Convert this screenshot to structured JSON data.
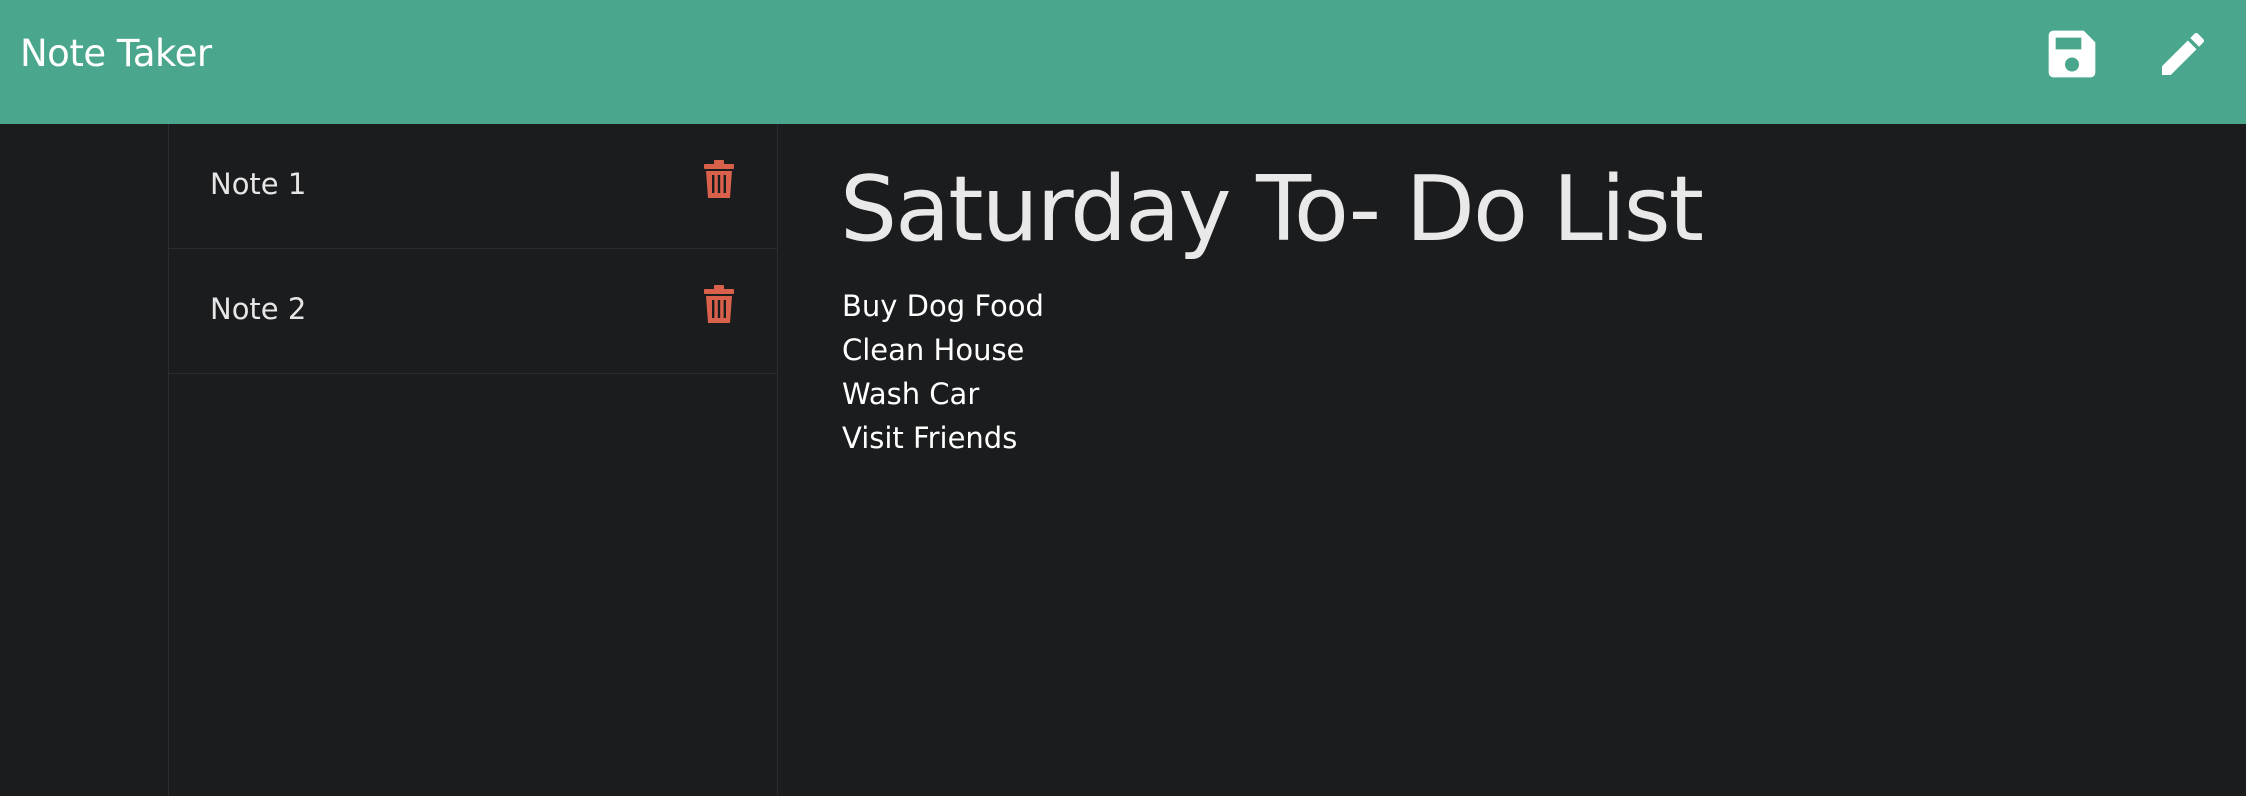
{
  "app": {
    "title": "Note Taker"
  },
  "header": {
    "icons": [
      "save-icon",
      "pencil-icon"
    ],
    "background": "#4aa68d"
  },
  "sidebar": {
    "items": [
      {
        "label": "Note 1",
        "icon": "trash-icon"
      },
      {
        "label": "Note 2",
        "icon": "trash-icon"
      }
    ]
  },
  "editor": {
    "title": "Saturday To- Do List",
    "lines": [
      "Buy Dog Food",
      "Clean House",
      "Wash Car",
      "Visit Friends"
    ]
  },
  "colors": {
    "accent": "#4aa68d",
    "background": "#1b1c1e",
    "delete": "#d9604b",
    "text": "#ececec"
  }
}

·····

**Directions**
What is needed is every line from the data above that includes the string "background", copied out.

**Task response**
    "background": "#4aa68d"
    "background": "#1b1c1e",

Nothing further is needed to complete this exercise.